Task statement: Say how many lines in the data below contain the word "meeting", and give no other text.

(Supplied entries)

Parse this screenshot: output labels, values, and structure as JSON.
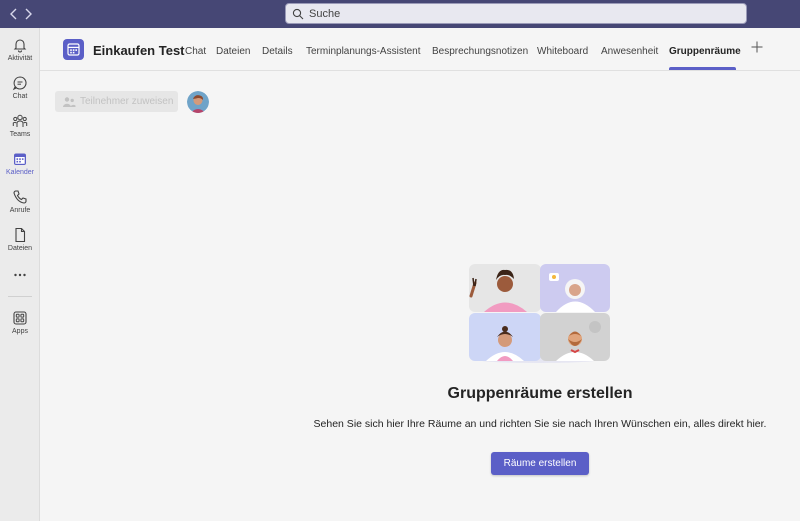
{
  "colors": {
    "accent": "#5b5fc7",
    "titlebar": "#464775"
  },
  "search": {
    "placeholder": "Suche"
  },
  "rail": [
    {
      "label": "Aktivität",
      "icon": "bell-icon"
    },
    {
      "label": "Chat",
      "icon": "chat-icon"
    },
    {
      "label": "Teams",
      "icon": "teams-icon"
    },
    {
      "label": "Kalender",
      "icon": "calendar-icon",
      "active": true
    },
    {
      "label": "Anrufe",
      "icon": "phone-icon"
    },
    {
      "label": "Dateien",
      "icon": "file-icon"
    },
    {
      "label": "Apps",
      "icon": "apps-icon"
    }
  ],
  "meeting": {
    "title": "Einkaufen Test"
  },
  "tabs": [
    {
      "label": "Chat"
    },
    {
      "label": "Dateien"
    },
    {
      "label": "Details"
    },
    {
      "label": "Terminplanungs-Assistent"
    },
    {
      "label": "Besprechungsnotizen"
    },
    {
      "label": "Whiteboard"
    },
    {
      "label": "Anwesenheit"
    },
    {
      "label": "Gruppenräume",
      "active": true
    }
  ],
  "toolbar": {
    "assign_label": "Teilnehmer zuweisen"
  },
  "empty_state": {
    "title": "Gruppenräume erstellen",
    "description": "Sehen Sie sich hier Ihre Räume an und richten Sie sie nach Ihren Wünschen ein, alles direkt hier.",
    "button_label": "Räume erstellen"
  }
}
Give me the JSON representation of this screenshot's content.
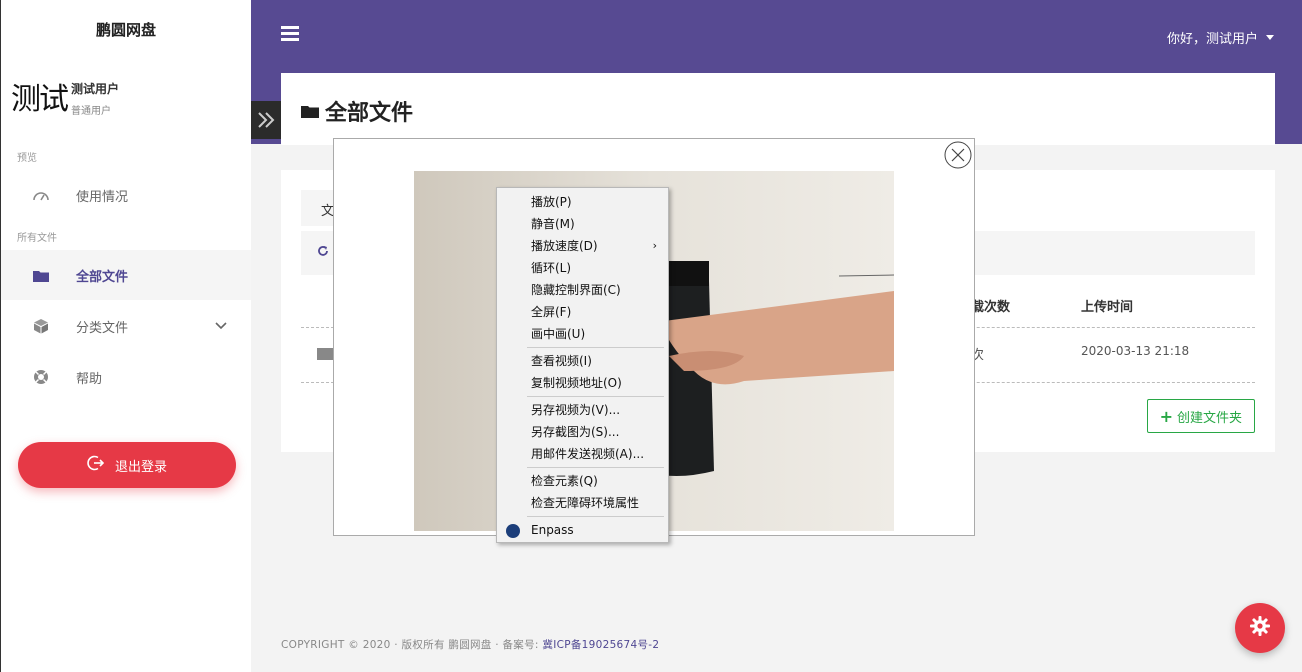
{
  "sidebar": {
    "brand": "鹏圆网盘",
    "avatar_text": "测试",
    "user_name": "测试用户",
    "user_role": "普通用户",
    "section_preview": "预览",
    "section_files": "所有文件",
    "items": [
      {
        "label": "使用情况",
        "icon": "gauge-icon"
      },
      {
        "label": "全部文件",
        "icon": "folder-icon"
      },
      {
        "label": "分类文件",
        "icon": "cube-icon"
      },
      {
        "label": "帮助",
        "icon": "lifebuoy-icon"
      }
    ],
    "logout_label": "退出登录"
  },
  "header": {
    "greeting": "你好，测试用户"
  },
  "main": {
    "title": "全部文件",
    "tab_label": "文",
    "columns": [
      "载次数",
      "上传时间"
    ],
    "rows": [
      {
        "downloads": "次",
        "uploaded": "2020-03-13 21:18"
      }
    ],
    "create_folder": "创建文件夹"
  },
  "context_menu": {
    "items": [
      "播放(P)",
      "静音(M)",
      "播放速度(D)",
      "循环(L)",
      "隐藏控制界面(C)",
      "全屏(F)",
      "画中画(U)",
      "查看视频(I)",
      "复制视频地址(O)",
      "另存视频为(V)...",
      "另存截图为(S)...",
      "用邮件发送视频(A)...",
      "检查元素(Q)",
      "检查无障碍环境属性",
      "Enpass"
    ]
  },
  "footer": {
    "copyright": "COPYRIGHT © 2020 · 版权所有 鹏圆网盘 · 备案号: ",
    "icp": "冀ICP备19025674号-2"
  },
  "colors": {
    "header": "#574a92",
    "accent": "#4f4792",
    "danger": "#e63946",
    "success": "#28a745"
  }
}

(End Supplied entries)
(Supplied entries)

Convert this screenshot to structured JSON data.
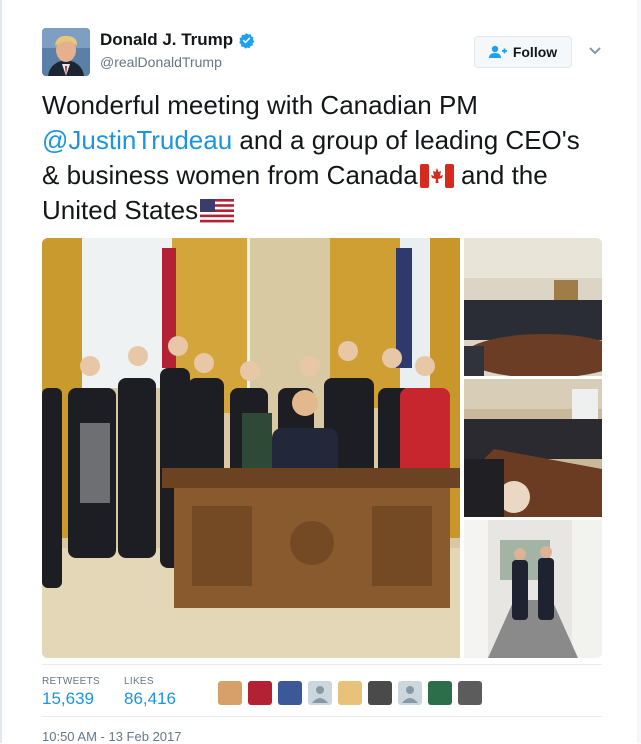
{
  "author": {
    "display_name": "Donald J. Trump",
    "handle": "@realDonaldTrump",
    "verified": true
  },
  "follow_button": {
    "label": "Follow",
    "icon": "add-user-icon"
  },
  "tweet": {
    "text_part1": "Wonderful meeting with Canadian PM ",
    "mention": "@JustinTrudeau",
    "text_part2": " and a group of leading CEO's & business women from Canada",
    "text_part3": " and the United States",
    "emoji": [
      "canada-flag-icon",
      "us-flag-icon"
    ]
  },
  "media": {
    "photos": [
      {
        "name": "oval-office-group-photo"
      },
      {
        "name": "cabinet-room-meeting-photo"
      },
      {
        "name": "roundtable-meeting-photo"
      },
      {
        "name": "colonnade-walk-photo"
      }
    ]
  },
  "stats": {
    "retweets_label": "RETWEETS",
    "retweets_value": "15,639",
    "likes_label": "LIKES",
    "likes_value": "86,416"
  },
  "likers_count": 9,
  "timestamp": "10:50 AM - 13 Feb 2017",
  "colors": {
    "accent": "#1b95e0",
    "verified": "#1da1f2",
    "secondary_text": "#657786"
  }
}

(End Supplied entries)

Result of this exercise: 4